The source code for the GPU Video Test Source plugin is installed to the following path.



The plugin is compiled and installed from this location during the Clara Holoscan SDK installation. If any changes to the plugin source code are made, the plugin can be recompiled and installed with the following.


$ cd /opt/nvidia/clara-holoscan-sdk/clara-holoscan-gstnvvideotestsrc/build $ sudo make && sudo make install

A primary use for the Clara Holoscan SDK is to develop edge devices that captures video frames from an external device into GPU memory for further processing and analytics. In this case, it is recommended that the device drivers for the external device take advantage of GPUDirect RDMA such that data from the device is copied directly into GPU memory so that it doesn’t need to first pass through system memory. Assuming the device drivers support RDMA, a GStreamer plugin can then use this RDMA support to accelerate DeepStream and GPU-enabled pipelines.

There are a number of resources that can be helpful for developers to add GPUDirect RDMA support to their DeepStream and GPU-enabled Clara Holoscan products.

  1. The GPUDirect RDMA Documentation.

  2. The jetson-rdma-picoevb GPUDirect RDMA sample drivers and applications.

    This sample provides a minimal hardware-based demonstration of GPUDirect RDMA including both the kernel drivers and userspace applications required to interface with an inexpensive and off-the-shelf FPGA board (PicoEVB). This is a good starting point for learning how to add RDMA support to your device drivers.

  3. The nvvideotestsrc plugin. The source code for this plugin provides some basic placeholders and documentation that help point developers in the right direction when wanting to add RDMA support to a GStreamer source plugin. Specifically, the gst_nv_video_test_src_fill method – which is the GStreamer callback responsible for filling the GPU buffers – contains the following.


    gst_buffer_map(buffer, &map, GST_MAP_READWRITE); // The memory of a GstBuffer allocated by an NvDsBufferPool contains // the NvBufSurface descriptor which then describes the actual GPU // buffer allocation(s) in its surfaceList. NvBufSurface *surf = (NvBufSurface*); // Use CUDA to fill the GPU buffer with a test pattern. // // NOTE: In this source, we currently only fill the GPU buffer using CUDA. // This source could be modified to fill the buffer instead with other // mechanisms such as mapped CPU writes or RDMA transfers: // // 1) To use mapped CPU writes, the GPU buffer could be mapped into // the CPU address space using NvBufSurfaceMap. // // 2) To use RDMA transfers from another hardware device, the GPU // address for the buffer(s) (i.e. the `dataPtr` member of the // NvBufSurfaceParams) could be passed here to the device driver // that is responsible for performing the RDMA transfer into the // buffer.

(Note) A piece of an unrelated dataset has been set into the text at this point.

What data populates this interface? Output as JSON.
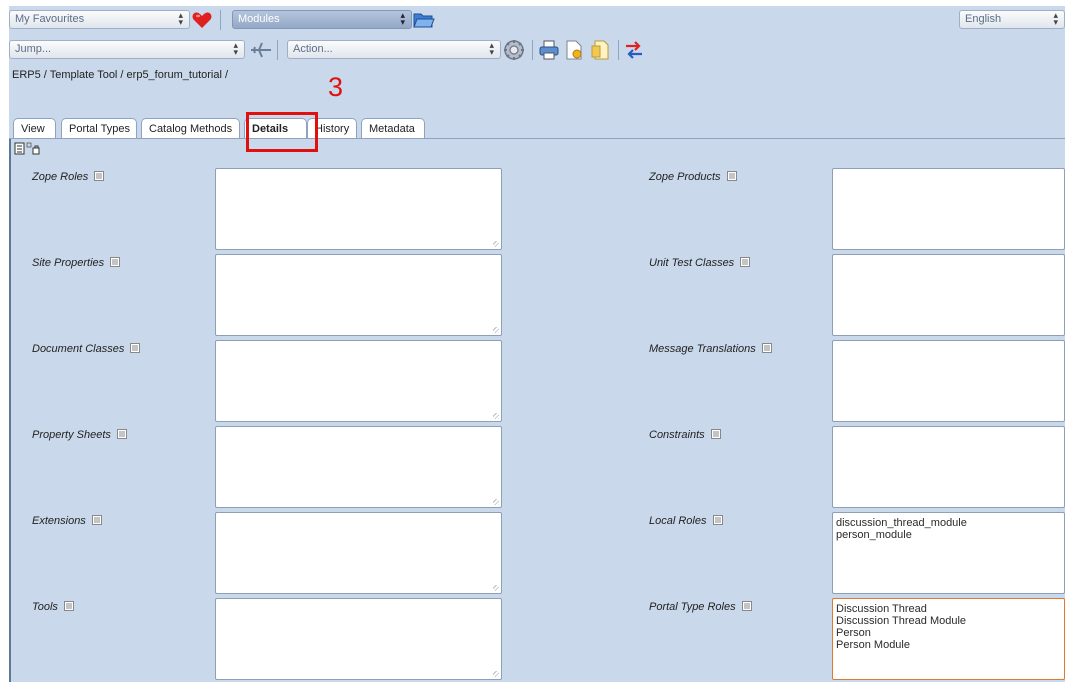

Details on how RDMA to NVIDIA GPUs can be performed by // device drivers is provided in a demonstration application // available at // // For more details on the NvBufSurface API, see nvbufsurface.h // gst_nv_video_test_src_cuda_prepare(self, surf->surfaceList); self->cuda_fill_image(self); // Set the numFilled field of the surface with the number of surfaces // that have been filled (always 1 in this example). // This metadata is required by other downstream DeepStream plugins. surf->numFilled = 1; gst_buffer_unmap(buffer, &map);

  4. The AJA Video Systems NTV2 SDK and GStreamer plugin.

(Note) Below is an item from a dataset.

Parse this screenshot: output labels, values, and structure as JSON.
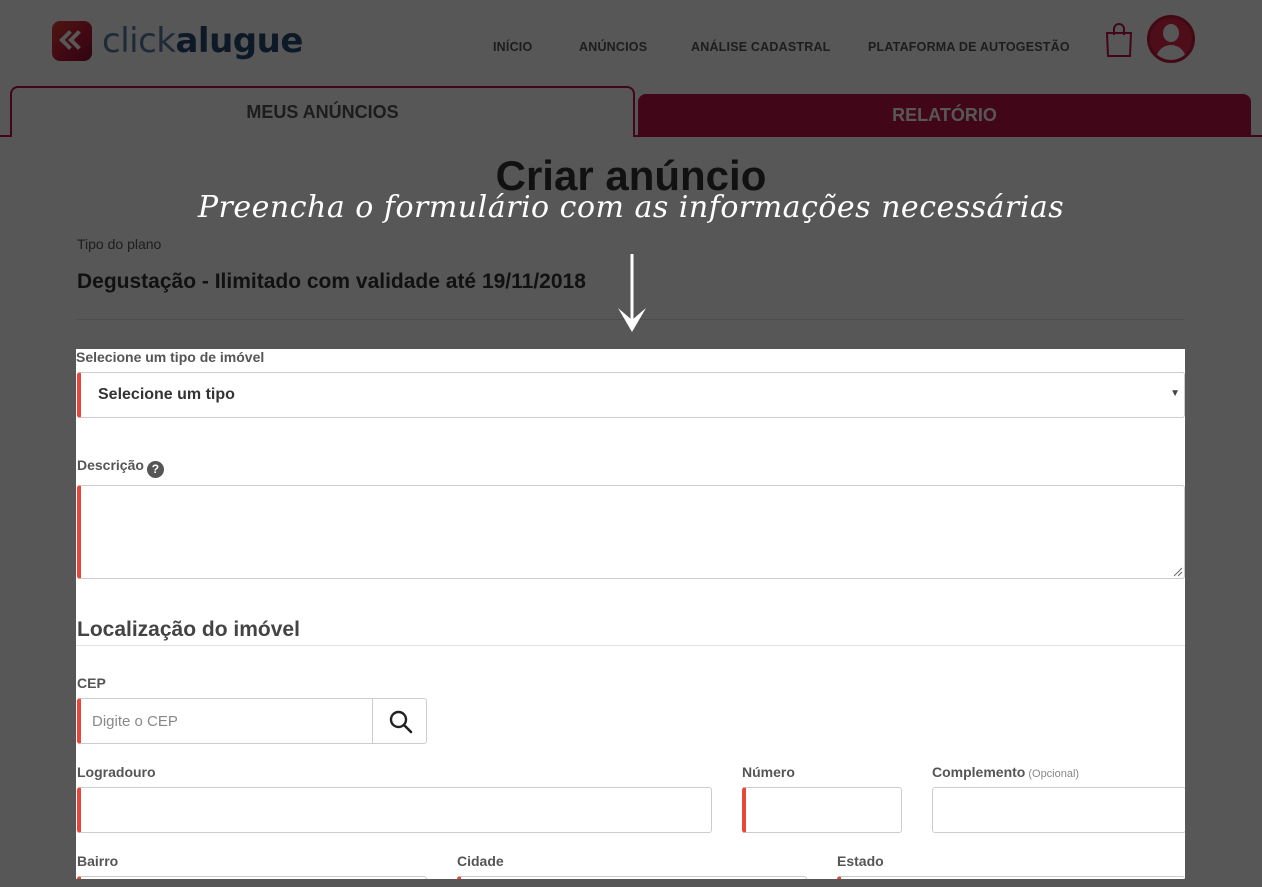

    The use of AJA Video Systems hardware with Clara Holoscan platforms is documented in the AJA Video Systems section. This setup requires the installation of the AJA NTV2 SDK and Drivers and the AJA GStreamer plugin. These components are both open source and provide real world examples of video capture device drivers and a GStreamer plugin that use GPUDirect RDMA, respectively.

    In the case of the device driver support within the NTV2 SDK, all of the RDMA support is enabled at compile time using the AJA_RDMA flag, and so the RDMA specifics within the driver can be located using the #ifdef AJA_RDMA directives within the source code.

    In the case of the GStreamer plugin, the RDMA support was added to the plugin by this change: Add NVMM RDMA support for NVIDIA GPU buffer output.

© Copyright 2021, NVIDIA Corporation. Last updated on Jun 28, 2023.